BOSTON (Reuters) - A Connecticut woman mauled by a chimpanzee in 2009 has received a full face transplant, the third surgery of its kind performed in the country, Boston's Brigham and Women's Hospital said on Friday.
Charla Nash was hurt after a friend's 200-pound pet chimpanzee Travis went on a rampage. The animal was eventually shot and killed by police.
Nash's face was rebuilt last month by a medical team of more than 30 physicians, nurses, anesthesiologists and residents, the hospital announced on Friday.
Working for more than 20 hours, the team replaced Nash's nose, lips, facial skin, muscles of facial animation and nerves.

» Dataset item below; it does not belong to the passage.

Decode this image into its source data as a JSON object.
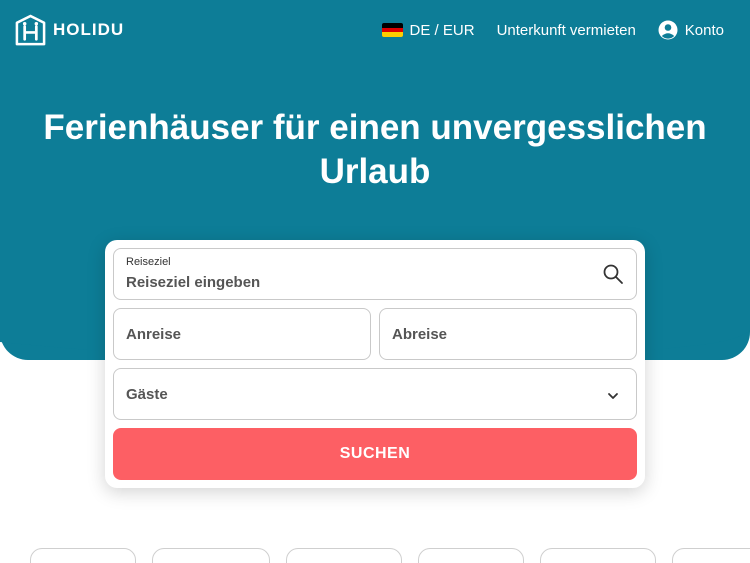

The hospital said a double hand transplant was also attempted, but the hands did not thrive and were removed.
Brigham and Women's, a teaching affiliate of Harvard Medical School, successfully performed the two previous full face transplants earlier this year.

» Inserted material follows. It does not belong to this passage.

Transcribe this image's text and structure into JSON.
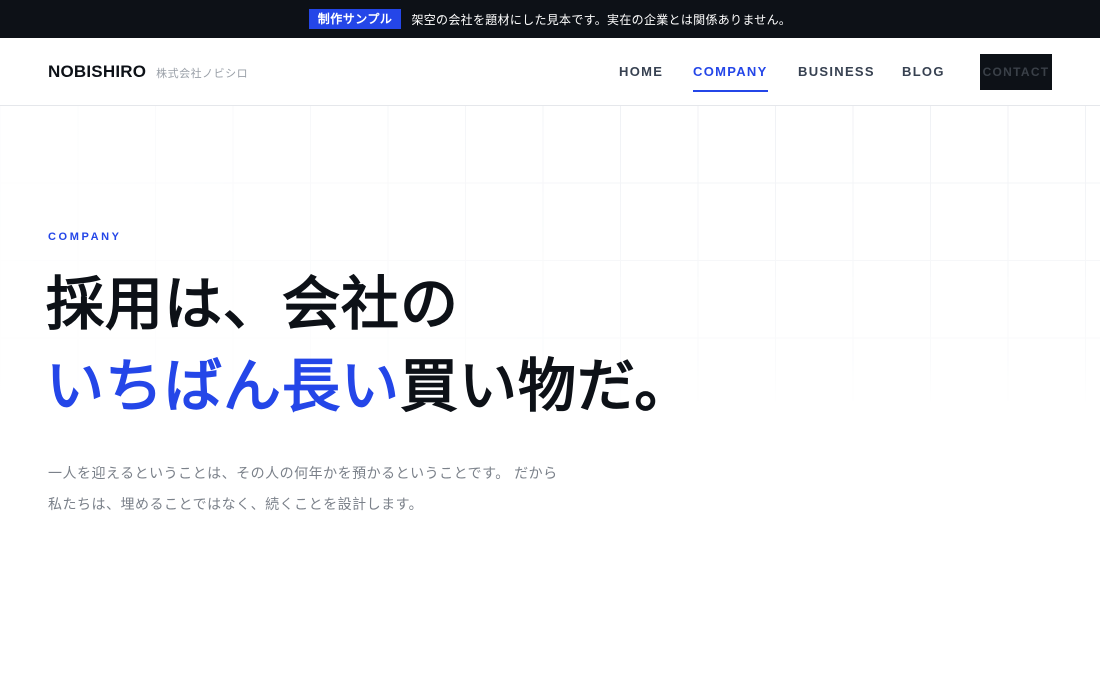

Dallas Wiens, the 26-year-old first full face transplant recipient in the United States, headed home to Texas last month to be with his young daughter, continue his facial muscle rehabilitation and resume his normal life.

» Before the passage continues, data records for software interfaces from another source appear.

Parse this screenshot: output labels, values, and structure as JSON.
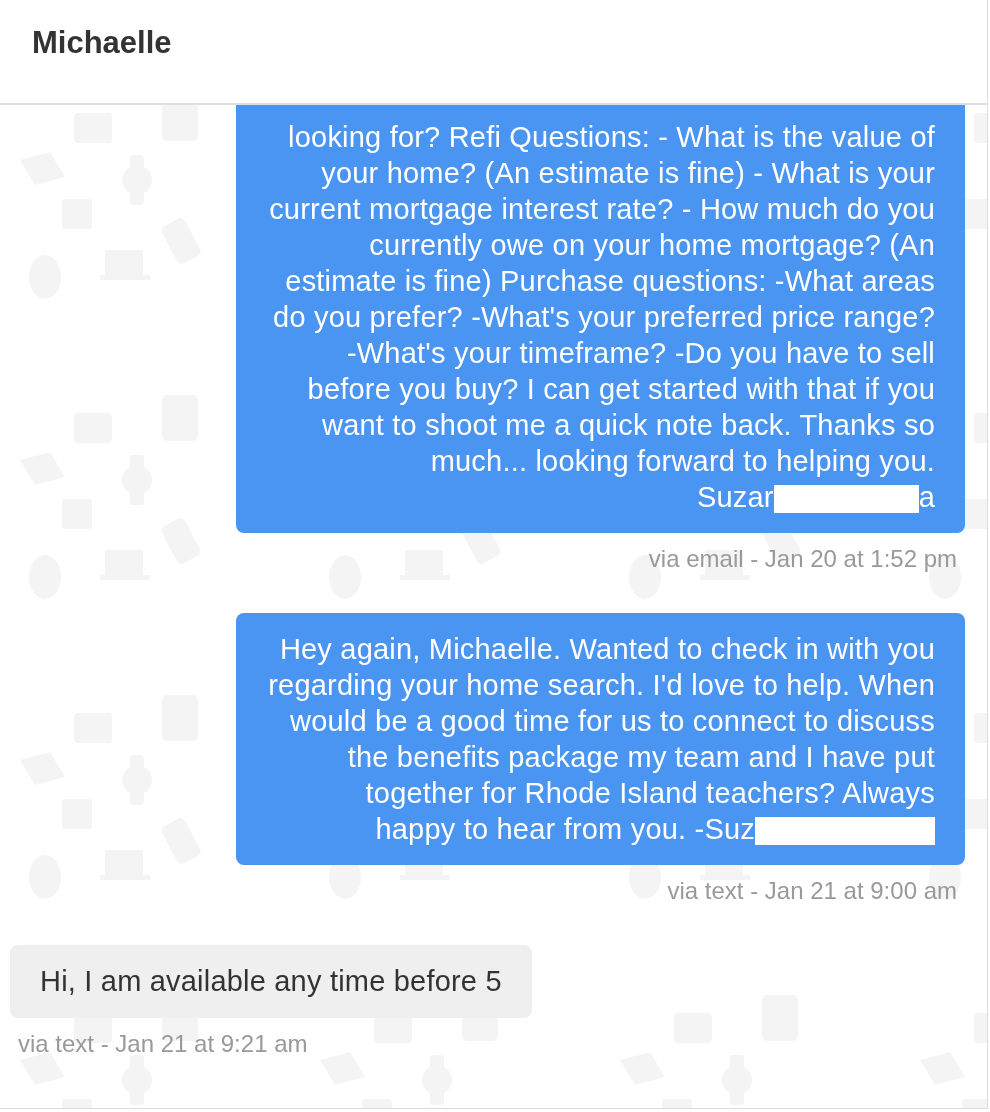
{
  "conversation": {
    "title": "Michaelle"
  },
  "messages": [
    {
      "kind": "outgoing",
      "cut_top": true,
      "text": "looking for? Refi Questions: - What is the value of your home? (An estimate is fine) - What is your current mortgage interest rate? - How much do you currently owe on your home mortgage? (An estimate is fine) Purchase questions: -What areas do you prefer? -What's your preferred price range? -What's your timeframe? -Do you have to sell before you buy? I can get started with that if you want to shoot me a quick note back. Thanks so much... looking forward to helping you.",
      "signature": "Suzar",
      "signature_end": "a",
      "redacted": true,
      "meta": "via email - Jan 20 at 1:52 pm"
    },
    {
      "kind": "outgoing",
      "cut_top": false,
      "text": "Hey again, Michaelle. Wanted to check in with you regarding your home search. I'd love to help. When would be a good time for us to connect to discuss the benefits package my team and I have put together for Rhode Island teachers? Always",
      "signature": "happy to hear from you. -Suz",
      "redacted": true,
      "meta": "via text - Jan 21 at 9:00 am"
    },
    {
      "kind": "incoming",
      "cut_top": false,
      "text": "Hi, I am available any time before 5",
      "meta": "via text - Jan 21 at 9:21 am"
    }
  ]
}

The world's first full face transplant was completed in Spain in 2010.
(Reporting by Lauren Keiper; Editing by Barbara Goldberg and Greg McCune)